Extract all lines from the data beneath that include the word "Память".

(Items from a dataset)
*** Begin section ***
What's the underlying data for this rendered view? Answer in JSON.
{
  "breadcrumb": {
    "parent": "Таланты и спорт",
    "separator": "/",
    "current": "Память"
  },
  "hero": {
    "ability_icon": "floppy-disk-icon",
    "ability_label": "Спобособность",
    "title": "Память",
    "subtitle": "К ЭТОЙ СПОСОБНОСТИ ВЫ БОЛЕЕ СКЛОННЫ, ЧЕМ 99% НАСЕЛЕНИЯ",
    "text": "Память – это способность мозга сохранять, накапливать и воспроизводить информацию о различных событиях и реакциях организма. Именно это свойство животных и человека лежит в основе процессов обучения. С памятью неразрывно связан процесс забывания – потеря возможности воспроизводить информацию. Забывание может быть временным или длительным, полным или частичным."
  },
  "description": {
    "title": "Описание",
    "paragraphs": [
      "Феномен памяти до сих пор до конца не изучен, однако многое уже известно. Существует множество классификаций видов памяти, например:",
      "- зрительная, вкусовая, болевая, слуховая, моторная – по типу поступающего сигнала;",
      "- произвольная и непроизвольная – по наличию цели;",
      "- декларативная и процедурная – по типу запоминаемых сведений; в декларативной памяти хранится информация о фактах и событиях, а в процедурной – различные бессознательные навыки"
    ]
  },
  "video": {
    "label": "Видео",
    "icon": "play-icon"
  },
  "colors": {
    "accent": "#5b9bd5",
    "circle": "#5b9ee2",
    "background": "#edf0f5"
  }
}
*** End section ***
» **RESPONSE**
    "current": "Память"
    "title": "Память",
    "text": "Память – это способность мозга сохранять, накапливать и воспроизводить информацию о различных событиях и реакциях организма. Именно это свойство животных и человека лежит в основе процессов обучения. С памятью неразрывно связан процесс забывания – потеря возможности воспроизводить информацию. Забывание может быть временным или длительным, полным или частичным."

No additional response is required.